[Records shown Boundary: Start]
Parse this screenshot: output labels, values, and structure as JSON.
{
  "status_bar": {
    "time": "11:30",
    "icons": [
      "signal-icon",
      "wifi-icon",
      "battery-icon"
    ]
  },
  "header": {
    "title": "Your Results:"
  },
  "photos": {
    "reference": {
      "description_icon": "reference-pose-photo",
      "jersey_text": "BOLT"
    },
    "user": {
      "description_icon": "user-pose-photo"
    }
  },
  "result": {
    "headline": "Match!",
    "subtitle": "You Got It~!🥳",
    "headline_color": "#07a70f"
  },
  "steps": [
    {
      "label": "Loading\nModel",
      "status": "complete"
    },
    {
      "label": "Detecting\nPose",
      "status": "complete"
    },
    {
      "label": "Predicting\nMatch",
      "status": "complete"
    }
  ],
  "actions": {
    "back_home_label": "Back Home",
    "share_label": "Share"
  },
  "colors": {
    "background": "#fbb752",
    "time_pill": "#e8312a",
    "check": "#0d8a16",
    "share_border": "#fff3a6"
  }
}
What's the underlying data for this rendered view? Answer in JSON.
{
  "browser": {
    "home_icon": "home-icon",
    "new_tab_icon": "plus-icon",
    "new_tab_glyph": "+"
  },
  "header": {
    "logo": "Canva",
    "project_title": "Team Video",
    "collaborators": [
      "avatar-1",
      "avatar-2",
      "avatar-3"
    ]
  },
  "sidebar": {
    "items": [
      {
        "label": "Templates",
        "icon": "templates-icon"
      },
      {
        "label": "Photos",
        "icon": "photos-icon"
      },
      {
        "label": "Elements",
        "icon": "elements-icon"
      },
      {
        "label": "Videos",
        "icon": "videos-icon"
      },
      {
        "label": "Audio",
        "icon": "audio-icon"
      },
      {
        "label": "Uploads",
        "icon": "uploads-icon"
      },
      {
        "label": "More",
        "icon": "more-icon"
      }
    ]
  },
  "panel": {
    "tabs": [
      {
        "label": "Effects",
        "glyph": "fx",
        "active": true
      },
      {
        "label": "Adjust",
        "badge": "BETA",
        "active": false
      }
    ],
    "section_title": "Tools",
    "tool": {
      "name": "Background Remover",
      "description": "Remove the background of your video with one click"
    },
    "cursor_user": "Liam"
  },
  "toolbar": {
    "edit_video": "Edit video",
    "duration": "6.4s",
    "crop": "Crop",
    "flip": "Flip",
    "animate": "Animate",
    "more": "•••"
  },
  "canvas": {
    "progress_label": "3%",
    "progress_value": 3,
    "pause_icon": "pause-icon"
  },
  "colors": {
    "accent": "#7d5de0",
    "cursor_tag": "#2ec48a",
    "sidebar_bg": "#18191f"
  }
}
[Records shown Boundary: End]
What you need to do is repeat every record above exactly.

Parse this screenshot: output labels, values, and structure as JSON.
{
  "status_bar": {
    "time": "11:30",
    "icons": [
      "signal-icon",
      "wifi-icon",
      "battery-icon"
    ]
  },
  "header": {
    "title": "Your Results:"
  },
  "photos": {
    "reference": {
      "description_icon": "reference-pose-photo",
      "jersey_text": "BOLT"
    },
    "user": {
      "description_icon": "user-pose-photo"
    }
  },
  "result": {
    "headline": "Match!",
    "subtitle": "You Got It~!🥳",
    "headline_color": "#07a70f"
  },
  "steps": [
    {
      "label": "Loading\nModel",
      "status": "complete"
    },
    {
      "label": "Detecting\nPose",
      "status": "complete"
    },
    {
      "label": "Predicting\nMatch",
      "status": "complete"
    }
  ],
  "actions": {
    "back_home_label": "Back Home",
    "share_label": "Share"
  },
  "colors": {
    "background": "#fbb752",
    "time_pill": "#e8312a",
    "check": "#0d8a16",
    "share_border": "#fff3a6"
  }
}
What's the underlying data for this rendered view? Answer in JSON.
{
  "browser": {
    "home_icon": "home-icon",
    "new_tab_icon": "plus-icon",
    "new_tab_glyph": "+"
  },
  "header": {
    "logo": "Canva",
    "project_title": "Team Video",
    "collaborators": [
      "avatar-1",
      "avatar-2",
      "avatar-3"
    ]
  },
  "sidebar": {
    "items": [
      {
        "label": "Templates",
        "icon": "templates-icon"
      },
      {
        "label": "Photos",
        "icon": "photos-icon"
      },
      {
        "label": "Elements",
        "icon": "elements-icon"
      },
      {
        "label": "Videos",
        "icon": "videos-icon"
      },
      {
        "label": "Audio",
        "icon": "audio-icon"
      },
      {
        "label": "Uploads",
        "icon": "uploads-icon"
      },
      {
        "label": "More",
        "icon": "more-icon"
      }
    ]
  },
  "panel": {
    "tabs": [
      {
        "label": "Effects",
        "glyph": "fx",
        "active": true
      },
      {
        "label": "Adjust",
        "badge": "BETA",
        "active": false
      }
    ],
    "section_title": "Tools",
    "tool": {
      "name": "Background Remover",
      "description": "Remove the background of your video with one click"
    },
    "cursor_user": "Liam"
  },
  "toolbar": {
    "edit_video": "Edit video",
    "duration": "6.4s",
    "crop": "Crop",
    "flip": "Flip",
    "animate": "Animate",
    "more": "•••"
  },
  "canvas": {
    "progress_label": "3%",
    "progress_value": 3,
    "pause_icon": "pause-icon"
  },
  "colors": {
    "accent": "#7d5de0",
    "cursor_tag": "#2ec48a",
    "sidebar_bg": "#18191f"
  }
}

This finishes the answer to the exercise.